"""
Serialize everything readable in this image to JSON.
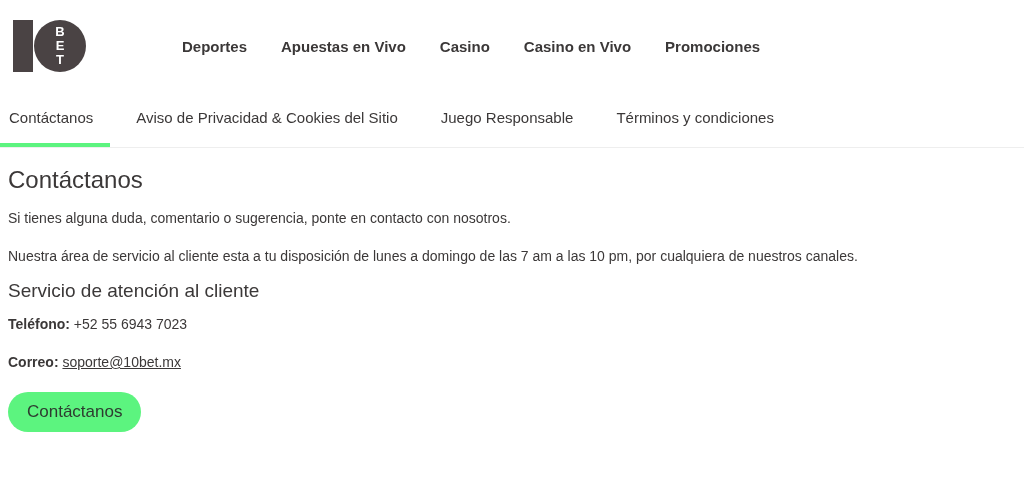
{
  "logo": {
    "text": "BET"
  },
  "nav": [
    "Deportes",
    "Apuestas en Vivo",
    "Casino",
    "Casino en Vivo",
    "Promociones"
  ],
  "tabs": [
    {
      "label": "Contáctanos",
      "selected": true
    },
    {
      "label": "Aviso de Privacidad & Cookies del Sitio",
      "selected": false
    },
    {
      "label": "Juego Responsable",
      "selected": false
    },
    {
      "label": "Términos y condiciones",
      "selected": false
    }
  ],
  "title": "Contáctanos",
  "paragraphs": [
    "Si tienes alguna duda, comentario o sugerencia, ponte en contacto con nosotros.",
    "Nuestra área de servicio al cliente esta a tu disposición de lunes a domingo de las 7 am a las 10 pm, por cualquiera de nuestros canales."
  ],
  "subtitle": "Servicio de atención al cliente",
  "phone": {
    "label": "Teléfono:",
    "value": "+52 55 6943 7023"
  },
  "email": {
    "label": "Correo:",
    "value": "soporte@10bet.mx"
  },
  "button": "Contáctanos"
}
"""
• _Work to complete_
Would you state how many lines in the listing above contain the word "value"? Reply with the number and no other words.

• _Response area_
2